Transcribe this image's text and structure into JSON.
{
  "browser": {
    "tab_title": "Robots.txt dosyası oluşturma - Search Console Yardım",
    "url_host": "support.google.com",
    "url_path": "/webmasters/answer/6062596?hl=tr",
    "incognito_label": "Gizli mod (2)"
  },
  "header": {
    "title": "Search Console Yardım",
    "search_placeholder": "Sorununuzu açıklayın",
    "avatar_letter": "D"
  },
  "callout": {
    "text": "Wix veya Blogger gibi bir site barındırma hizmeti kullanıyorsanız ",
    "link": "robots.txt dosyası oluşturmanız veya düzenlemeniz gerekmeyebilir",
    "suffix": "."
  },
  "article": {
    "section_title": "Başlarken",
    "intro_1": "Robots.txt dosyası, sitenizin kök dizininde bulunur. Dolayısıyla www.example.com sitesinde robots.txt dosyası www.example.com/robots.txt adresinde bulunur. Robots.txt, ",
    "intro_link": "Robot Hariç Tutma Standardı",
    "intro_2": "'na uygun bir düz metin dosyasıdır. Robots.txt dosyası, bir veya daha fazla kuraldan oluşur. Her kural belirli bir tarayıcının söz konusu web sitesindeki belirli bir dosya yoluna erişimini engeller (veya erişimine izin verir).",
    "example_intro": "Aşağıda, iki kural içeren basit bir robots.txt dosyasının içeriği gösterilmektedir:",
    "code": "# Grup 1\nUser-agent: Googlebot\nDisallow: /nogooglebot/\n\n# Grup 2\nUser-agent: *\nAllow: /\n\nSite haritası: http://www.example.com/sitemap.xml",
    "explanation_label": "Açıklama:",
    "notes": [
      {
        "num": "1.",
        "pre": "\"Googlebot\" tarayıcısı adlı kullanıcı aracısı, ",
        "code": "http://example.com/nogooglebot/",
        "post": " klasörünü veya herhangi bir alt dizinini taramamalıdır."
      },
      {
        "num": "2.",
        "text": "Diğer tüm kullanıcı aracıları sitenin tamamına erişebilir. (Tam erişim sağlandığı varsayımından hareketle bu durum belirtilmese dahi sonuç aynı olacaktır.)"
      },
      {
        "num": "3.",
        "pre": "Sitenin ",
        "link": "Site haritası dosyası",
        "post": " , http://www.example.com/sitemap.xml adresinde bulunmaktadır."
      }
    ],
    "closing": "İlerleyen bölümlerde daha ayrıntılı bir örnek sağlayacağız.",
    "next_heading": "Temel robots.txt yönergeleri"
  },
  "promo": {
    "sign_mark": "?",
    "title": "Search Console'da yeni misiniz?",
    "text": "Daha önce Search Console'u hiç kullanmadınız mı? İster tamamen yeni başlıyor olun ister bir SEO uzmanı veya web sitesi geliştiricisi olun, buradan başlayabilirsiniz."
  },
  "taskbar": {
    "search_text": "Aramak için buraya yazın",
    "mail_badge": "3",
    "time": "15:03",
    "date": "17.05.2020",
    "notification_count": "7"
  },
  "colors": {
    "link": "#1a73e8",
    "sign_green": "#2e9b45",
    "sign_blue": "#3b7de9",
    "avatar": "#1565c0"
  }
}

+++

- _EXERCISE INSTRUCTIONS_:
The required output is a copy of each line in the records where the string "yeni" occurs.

- _RESULT OF THIS EXERCISE_:
    "title": "Search Console'da yeni misiniz?",
    "text": "Daha önce Search Console'u hiç kullanmadınız mı? İster tamamen yeni başlıyor olun ister bir SEO uzmanı veya web sitesi geliştiricisi olun, buradan başlayabilirsiniz."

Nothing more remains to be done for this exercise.